Frederick, Md (KM) More than $7.7-million has been set aside by the Frederick County Council to purchase and fit-out a warehouse to store personal protective equipment. The vote on Tuesday was unanimous following a lengthy discussion.
Rick Harcum, Chief Administrative Officer, says this additional space is needed to store items such as N-95 masks, surgical masks, gloves, gowns and sterilization equipment. This is especially important during the COVID-19 pandemic. “W hat we have a lack of right now is a place to store all of this material,” he said. “Much of what we’re talking about is literally surgical grade material and it needs to be maintained in temperature and humidity-controlled space.”
Harcum says the county was storing it at a warehouse on Scholls Lane, but it’s run out of space. So the former Scott Key Center was used for storage because the building has air conditioning.
Since the COVID-19 pandemic began earlier this year, obtaining the needed PPE has been a challenge, according to Jack Markey, Director of Emergency Management.
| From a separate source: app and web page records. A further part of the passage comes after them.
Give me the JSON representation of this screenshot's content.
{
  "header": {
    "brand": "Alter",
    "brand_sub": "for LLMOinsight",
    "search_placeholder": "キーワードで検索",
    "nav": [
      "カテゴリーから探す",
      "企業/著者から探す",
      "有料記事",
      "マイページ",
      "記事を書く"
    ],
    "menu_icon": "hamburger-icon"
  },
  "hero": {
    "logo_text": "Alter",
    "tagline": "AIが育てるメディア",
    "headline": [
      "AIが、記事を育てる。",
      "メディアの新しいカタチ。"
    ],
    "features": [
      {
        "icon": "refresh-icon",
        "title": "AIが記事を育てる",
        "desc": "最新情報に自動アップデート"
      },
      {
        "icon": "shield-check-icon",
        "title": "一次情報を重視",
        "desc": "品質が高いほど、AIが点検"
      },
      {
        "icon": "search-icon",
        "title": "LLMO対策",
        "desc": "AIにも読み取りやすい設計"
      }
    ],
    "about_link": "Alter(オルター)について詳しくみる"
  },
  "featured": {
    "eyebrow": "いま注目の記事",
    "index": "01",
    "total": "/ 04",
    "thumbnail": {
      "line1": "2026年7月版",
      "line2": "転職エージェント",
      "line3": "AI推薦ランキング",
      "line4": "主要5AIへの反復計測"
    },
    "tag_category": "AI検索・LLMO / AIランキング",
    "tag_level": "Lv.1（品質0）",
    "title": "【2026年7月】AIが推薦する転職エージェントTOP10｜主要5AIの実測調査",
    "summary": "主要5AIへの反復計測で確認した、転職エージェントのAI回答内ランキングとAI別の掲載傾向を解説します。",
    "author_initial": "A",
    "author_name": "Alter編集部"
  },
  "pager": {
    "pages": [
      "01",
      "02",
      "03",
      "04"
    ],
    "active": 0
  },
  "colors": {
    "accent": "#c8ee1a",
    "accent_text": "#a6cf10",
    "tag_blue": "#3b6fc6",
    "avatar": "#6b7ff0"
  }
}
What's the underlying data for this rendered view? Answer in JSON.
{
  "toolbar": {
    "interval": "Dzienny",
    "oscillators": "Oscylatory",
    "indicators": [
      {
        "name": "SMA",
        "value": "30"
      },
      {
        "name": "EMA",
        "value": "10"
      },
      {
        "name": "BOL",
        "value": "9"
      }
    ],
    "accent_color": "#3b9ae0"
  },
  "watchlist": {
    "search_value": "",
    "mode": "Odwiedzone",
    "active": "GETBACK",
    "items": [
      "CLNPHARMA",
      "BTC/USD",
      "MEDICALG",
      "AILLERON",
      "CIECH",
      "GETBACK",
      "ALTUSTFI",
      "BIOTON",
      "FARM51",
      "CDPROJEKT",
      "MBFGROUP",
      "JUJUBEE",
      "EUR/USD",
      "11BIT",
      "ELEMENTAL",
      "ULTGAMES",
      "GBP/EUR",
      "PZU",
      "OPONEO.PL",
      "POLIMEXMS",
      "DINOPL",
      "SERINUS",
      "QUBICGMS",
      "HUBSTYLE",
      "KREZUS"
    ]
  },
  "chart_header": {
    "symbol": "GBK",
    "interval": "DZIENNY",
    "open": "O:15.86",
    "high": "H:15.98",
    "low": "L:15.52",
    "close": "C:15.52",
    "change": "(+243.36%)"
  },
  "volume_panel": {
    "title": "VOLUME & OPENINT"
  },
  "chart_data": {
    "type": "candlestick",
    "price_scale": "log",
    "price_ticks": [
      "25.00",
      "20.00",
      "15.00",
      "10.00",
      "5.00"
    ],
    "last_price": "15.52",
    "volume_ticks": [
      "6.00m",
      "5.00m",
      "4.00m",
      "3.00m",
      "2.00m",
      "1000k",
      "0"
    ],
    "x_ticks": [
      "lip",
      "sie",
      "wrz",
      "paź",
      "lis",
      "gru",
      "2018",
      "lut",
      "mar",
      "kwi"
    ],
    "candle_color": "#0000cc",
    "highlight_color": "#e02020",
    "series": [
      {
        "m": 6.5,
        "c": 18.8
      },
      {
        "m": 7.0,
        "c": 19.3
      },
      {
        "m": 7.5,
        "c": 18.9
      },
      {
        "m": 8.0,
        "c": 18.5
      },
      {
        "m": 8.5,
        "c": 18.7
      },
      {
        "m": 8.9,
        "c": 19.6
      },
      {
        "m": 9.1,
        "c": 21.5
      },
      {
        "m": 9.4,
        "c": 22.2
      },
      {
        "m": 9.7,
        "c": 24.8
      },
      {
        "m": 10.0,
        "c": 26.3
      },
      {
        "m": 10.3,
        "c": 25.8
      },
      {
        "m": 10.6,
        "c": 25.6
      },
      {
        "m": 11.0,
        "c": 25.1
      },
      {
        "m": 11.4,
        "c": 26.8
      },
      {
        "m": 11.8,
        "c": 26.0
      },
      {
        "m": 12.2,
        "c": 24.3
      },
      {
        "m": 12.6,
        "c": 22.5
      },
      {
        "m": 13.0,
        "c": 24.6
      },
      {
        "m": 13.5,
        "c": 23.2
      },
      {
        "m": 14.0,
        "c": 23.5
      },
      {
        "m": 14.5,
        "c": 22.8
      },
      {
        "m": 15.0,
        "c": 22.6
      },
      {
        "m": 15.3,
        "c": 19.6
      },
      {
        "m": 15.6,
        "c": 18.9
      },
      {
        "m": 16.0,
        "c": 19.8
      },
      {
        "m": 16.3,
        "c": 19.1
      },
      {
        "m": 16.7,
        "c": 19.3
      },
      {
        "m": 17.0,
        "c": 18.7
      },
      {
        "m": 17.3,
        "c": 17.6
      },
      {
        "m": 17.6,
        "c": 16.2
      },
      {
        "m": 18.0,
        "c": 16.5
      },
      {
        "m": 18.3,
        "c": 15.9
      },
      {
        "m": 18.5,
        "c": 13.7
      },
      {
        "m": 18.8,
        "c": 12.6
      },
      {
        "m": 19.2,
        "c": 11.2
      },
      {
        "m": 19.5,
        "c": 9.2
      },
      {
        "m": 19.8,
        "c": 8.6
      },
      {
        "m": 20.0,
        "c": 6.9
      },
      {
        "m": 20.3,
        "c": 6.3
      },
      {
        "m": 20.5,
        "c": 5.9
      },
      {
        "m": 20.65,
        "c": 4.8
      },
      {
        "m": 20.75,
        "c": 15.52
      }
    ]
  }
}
He says many jurisdictions have not been able to rely on the federal government as their supplier. “The traditional federal support for that supply chain for those crisis materials is not there. There are portions of that of it that are there that are helping us. But we cannot solely on federal activity or state activity to satisfy our needs,” says Markey.
“One thing that COVID made abundantly clear to emergency services groups across the country is that when there is a worldwide pandemic, supply chains do not exist,” said Chief Tom Coe of the Division of Fire and Rescue Services. “Everybody is fighting for the same equipment.”
He also said once the coronavirus pandemic passes, the county will still need this equipment and a place to store it. “Five years from how, COVID might not be an issue,” he said. “But it doesn’t change the need for public safety storage of personal protective equipment for a public health emergency that we don’t know what might come down the pike.”
The total cost of the project, both the purchase of the warehouse and the fitting out, is expected to $7.76-million, with $4.06-million for building acquisition, and $3,7-million for fitting out. County documents say funds for the tit-out costs will be offset by $1-million from the federal CARES Act, which will reduce the net cost to $6.76-million. The county is also planning to sell the property on Scholls Lane and use the proceeds to offset the cost of purchasing the property. The Scholls Lane site has been assessed at $1.8-million, which lowers the county’s total investment to $4.96-million, according to county documents.
The county is also expected to receive some additional revenue from a statewide increase in the 911 fee on phone bills.
The closing on this new facility is expected on October 15th. County officials have not revealed the location of this property.
Chief Administrative Officer Harcum said, in normal times, this item would have been part of the Capital Improvements Program, and would go through the budget process like other projects. But this project was pushed up because it’s related to the COVID-19 pandemic.
By Kevin McManus